Data extract section start

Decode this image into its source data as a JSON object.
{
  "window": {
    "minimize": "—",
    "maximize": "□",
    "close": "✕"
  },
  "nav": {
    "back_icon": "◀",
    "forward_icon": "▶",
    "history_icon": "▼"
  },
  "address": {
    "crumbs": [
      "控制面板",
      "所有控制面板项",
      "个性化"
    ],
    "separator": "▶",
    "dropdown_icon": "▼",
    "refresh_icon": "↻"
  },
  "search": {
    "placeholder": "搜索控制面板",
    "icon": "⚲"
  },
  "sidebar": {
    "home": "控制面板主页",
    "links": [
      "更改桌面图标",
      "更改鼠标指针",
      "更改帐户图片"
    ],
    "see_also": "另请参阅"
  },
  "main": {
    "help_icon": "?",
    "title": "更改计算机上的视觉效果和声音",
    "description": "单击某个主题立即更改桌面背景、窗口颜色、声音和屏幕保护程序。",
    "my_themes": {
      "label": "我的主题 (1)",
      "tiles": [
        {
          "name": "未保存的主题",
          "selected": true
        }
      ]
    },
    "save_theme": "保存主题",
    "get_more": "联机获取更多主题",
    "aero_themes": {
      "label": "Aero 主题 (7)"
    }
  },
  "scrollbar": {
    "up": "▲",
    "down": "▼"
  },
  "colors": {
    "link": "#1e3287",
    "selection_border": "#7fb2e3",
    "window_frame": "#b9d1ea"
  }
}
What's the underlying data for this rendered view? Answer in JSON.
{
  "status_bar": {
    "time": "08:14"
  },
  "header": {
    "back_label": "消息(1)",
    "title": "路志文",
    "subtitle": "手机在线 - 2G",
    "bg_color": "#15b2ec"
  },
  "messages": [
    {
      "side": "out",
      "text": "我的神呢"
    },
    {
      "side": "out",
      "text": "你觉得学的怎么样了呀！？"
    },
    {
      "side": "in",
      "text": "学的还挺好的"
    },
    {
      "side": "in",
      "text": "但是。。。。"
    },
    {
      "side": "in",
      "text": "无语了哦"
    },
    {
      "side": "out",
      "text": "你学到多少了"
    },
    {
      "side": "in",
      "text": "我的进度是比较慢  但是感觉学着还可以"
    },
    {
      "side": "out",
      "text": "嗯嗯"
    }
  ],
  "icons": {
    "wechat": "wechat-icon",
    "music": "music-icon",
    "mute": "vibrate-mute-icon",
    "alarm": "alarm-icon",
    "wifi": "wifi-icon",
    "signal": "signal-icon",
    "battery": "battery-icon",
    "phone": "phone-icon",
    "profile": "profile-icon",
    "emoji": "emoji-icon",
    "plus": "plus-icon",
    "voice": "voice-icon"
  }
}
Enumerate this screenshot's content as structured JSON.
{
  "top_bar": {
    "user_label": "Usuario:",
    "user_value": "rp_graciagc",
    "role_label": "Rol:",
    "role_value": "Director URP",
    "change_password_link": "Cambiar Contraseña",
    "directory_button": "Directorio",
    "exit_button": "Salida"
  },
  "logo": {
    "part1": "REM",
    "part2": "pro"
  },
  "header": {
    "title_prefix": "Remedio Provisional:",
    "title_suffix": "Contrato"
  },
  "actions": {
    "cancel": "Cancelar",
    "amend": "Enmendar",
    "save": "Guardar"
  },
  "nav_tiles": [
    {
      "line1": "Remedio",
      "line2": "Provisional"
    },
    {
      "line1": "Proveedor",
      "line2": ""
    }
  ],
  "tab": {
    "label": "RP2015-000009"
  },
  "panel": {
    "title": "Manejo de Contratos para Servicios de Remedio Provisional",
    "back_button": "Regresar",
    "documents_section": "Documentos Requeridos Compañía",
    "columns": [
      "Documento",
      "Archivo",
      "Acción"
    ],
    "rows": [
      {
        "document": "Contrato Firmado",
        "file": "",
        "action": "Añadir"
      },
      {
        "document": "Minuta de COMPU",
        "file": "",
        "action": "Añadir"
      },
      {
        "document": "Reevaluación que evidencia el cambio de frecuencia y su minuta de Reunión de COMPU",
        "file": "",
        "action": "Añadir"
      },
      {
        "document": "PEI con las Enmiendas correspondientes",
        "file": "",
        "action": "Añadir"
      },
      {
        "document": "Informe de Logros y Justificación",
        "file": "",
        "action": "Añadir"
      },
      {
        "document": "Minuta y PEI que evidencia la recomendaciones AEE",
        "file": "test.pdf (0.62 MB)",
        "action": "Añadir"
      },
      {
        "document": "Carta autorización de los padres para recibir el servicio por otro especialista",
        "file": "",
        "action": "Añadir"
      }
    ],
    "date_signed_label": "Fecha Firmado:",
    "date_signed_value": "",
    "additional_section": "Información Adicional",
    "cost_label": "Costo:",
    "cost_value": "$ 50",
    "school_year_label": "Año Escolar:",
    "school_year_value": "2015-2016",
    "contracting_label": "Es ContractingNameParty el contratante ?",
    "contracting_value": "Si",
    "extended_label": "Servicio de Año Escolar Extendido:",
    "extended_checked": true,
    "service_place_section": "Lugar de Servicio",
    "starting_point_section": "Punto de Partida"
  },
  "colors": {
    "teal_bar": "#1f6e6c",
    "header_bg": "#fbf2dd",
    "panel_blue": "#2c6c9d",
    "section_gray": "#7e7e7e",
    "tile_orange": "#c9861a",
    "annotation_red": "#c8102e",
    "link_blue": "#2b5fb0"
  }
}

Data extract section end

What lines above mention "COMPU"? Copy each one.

        "document": "Minuta de COMPU",
        "document": "Reevaluación que evidencia el cambio de frecuencia y su minuta de Reunión de COMPU",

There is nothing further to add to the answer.